IKEA scales up social business collaborations to include more marginalised groups

IKEA will add three new large-scale partners in Southeast Asia. This will create more job opportunities for people in rural areas and marginalised groups, and two of the partners have a special focus on integrating persons with disabilities in their manufacturing. The collaboration will broaden the range of products produced in a sustainable industrial environment. The first collection VÅRDANDE will launch in June 2022.

“To join hands with three new large-scale partners, create a new possibility for IKEA to offer products made of natural fibres and waste material. These partners are also already well-established manufacturers with the ambition to offer jobs to marginalized groups and people in vulnerable communities in the areas where they operate, says Lena Sörmon, Business Leader Social Entrepreneurship.

The new social business partners are Classical Handmade Products in Bangladesh, Saitex in Vietnam, and Spun in India, all located in areas with marginalised groups. Together, they enable large-scale production of single products and entire collections and will help IKEA provide a more diversified range in materials and techniques.

“A small enterprise cannot change the world, but you can put your drop into the ocean. And every drop count. Together we can create a future formula for success that could be replicated in other factories. Imagine what a huge, massive dent we together would create on this matter” says Sanjeev Bahl, the founder, CEO of Saitex.

Adding the three new social businesses, IKEA is broadening its offerings in stores and online, with more products made of waste materials, natural fibers, and textile responsible produced in a sustainable industrial environment. The first products will be released in the VÅRDANDE collection in June 2022.

Initiated in 2012, IKEA’s partnership with social entrepreneurs has grown steadily ever since, as well as customers’ interest in the broad offering of products. Last financial year, close to 50 products made in partnership with social entrepreneurs were sold on 54 markets.

“We want to be a force for positive change in society and make a long-lasting impact, locally and globally. By expanding the partnerships with large-scale social businesses, we reach people furthest away from the labour market and at the same time we can inspire other brands and suppliers, says Christina Niemelä Ström Sustainability Manager IKEA Supply.

The new strategic partners are:

Saitex, Vietnam

Vietnamese denim manufacturer, Saitex, is known worldwide for being revolutionary in its approach with an inclusive and fully sustainable way of doing business. Saitex is a social business with a highly efficient sustainable factory setup – showing that social enterprises do not need to be small or in the handicraft sector. Saitex has a goal to have 20% of their co-workers being persons with disabilities involved in production for IKEA by 2025. Saitex is in Vietnam and operates four modern facilities in Dong Nai, along with a new textile mill for cotton manufacturing. They also have one facility under development in Los Angeles, USA.

Classical Handmade Products, Bangladesh

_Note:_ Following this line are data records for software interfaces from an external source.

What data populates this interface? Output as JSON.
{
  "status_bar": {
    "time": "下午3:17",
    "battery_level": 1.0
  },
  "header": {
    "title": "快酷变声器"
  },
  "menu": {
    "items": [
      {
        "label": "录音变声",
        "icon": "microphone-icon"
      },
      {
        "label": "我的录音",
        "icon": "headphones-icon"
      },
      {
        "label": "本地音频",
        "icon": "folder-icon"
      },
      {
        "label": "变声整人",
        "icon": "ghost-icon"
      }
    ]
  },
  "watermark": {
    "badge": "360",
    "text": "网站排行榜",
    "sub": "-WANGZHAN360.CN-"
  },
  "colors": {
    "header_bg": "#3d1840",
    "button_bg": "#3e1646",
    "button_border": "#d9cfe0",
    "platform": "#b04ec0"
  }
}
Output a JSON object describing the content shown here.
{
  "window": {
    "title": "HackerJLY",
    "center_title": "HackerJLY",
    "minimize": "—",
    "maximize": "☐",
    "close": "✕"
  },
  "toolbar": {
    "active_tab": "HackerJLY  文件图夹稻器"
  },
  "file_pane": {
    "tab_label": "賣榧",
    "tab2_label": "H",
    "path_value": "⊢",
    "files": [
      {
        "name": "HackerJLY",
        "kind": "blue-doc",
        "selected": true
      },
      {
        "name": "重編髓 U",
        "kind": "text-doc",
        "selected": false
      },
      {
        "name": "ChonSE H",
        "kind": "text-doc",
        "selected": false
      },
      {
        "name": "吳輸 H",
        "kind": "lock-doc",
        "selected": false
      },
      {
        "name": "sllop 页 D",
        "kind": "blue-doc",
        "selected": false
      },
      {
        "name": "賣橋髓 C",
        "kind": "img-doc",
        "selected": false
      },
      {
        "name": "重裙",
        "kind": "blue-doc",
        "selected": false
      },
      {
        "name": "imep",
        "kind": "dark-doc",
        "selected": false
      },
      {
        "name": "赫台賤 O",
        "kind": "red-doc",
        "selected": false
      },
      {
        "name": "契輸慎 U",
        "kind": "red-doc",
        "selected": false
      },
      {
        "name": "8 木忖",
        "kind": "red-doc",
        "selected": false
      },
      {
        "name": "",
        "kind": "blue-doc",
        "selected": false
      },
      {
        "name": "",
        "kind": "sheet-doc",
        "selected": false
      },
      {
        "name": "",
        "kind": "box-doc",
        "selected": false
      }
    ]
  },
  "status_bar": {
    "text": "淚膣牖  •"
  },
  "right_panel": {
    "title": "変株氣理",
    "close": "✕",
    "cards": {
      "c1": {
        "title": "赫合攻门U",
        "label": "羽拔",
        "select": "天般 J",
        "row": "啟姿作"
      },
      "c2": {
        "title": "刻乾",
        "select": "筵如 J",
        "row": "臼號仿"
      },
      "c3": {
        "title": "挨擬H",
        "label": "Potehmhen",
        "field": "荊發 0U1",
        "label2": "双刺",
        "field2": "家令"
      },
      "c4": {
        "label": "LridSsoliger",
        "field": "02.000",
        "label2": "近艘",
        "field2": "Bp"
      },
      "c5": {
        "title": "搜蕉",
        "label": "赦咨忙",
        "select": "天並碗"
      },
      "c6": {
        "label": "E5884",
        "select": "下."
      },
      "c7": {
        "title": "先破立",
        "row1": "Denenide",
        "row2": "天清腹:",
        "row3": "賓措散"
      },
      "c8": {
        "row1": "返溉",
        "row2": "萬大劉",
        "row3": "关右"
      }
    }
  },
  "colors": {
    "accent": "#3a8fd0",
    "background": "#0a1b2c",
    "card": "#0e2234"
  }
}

Classical Handmade Products (CHP) is a social business that makes sustainable, handwoven home furnishing products. In their factories in the rural areas of Bangladesh, they create sustainable, handwoven as well as machine woven products such as storage baskets, placemats, bags, poufs, and rugs from natural fiber materials such as jute, seagrass, water hyacinth as well as recycled textile waste or cotton from better sources. With four factories stretched across the rural areas in the north of Bangladesh, CHP Classical Handmade Products provides job opportunities where work is rare focusing on women in rural villages and persons with disabilities. This means that employees can stay with their families, in their homes, but still find jobs, balancing the problems that come with urbanisation.

Spun, India

Spun is a social business that makes skilfully crafted, one-of-a-kind products based on textile waste. The company empowers women by producing skilfully crafted, sustainably produced textile products. They offer educational programs, environmental and health initiatives, bringing growth to entire communities.

Spun was founded by Welspun Textile Group in India, one of the world’s leading home textiles manufacturers and Wellspun is also a long-term supplier for IKEA textiles. Education, empowerment, environment, and health are the guiding principles at Spun and the Welspun.

Read more about how IKEA is working with social entrepreneurs and Fair& Equal on about.IKEA.com:

In addition to the Social Entrepreneurs initiative, several local social entrepreneurs partner up with IKEA retail markets, providing services and products upcycled from IKEA Textile waste and local food products.
Since 2019, IKEA has also been supporting social enterprises worldwide through accelerator programs that are not directly related to the IKEA business. The ambition is to expand ways of supporting social enterprises to scale up their impact through grants, loans, IKEA co-worker mentorship, business development, and more; testing, piloting and finding new ways of creating lasting change.

Related posts

Leave a Comment

This site uses Akismet to reduce spam. Learn how your comment data is processed.